= Excerpts from an interface dataset =
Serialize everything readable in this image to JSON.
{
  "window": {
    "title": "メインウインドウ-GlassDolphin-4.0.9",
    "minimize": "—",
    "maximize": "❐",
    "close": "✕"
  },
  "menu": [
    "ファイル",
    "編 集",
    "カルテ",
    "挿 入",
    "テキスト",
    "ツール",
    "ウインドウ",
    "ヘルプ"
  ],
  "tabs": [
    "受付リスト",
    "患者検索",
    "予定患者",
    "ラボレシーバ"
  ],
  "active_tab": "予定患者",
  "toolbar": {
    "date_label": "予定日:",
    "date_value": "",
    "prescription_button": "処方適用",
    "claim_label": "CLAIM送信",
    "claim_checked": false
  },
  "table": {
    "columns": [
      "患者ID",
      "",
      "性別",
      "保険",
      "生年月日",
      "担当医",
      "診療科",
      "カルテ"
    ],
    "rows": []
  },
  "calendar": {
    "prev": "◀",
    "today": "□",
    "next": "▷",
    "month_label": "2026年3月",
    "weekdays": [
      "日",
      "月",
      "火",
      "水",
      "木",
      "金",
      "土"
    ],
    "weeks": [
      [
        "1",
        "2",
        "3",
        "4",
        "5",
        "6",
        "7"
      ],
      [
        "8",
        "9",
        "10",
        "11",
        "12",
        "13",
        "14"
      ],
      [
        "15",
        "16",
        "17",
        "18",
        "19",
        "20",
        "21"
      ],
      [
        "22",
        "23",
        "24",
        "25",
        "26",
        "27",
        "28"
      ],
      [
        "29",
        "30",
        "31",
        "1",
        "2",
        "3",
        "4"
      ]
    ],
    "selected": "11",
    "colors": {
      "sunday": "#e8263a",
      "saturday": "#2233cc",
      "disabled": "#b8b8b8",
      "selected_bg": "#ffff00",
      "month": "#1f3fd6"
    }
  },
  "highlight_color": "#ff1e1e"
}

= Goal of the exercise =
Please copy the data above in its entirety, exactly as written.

= Completed task =
Serialize everything readable in this image to JSON.
{
  "window": {
    "title": "メインウインドウ-GlassDolphin-4.0.9",
    "minimize": "—",
    "maximize": "❐",
    "close": "✕"
  },
  "menu": [
    "ファイル",
    "編 集",
    "カルテ",
    "挿 入",
    "テキスト",
    "ツール",
    "ウインドウ",
    "ヘルプ"
  ],
  "tabs": [
    "受付リスト",
    "患者検索",
    "予定患者",
    "ラボレシーバ"
  ],
  "active_tab": "予定患者",
  "toolbar": {
    "date_label": "予定日:",
    "date_value": "",
    "prescription_button": "処方適用",
    "claim_label": "CLAIM送信",
    "claim_checked": false
  },
  "table": {
    "columns": [
      "患者ID",
      "",
      "性別",
      "保険",
      "生年月日",
      "担当医",
      "診療科",
      "カルテ"
    ],
    "rows": []
  },
  "calendar": {
    "prev": "◀",
    "today": "□",
    "next": "▷",
    "month_label": "2026年3月",
    "weekdays": [
      "日",
      "月",
      "火",
      "水",
      "木",
      "金",
      "土"
    ],
    "weeks": [
      [
        "1",
        "2",
        "3",
        "4",
        "5",
        "6",
        "7"
      ],
      [
        "8",
        "9",
        "10",
        "11",
        "12",
        "13",
        "14"
      ],
      [
        "15",
        "16",
        "17",
        "18",
        "19",
        "20",
        "21"
      ],
      [
        "22",
        "23",
        "24",
        "25",
        "26",
        "27",
        "28"
      ],
      [
        "29",
        "30",
        "31",
        "1",
        "2",
        "3",
        "4"
      ]
    ],
    "selected": "11",
    "colors": {
      "sunday": "#e8263a",
      "saturday": "#2233cc",
      "disabled": "#b8b8b8",
      "selected_bg": "#ffff00",
      "month": "#1f3fd6"
    }
  },
  "highlight_color": "#ff1e1e"
}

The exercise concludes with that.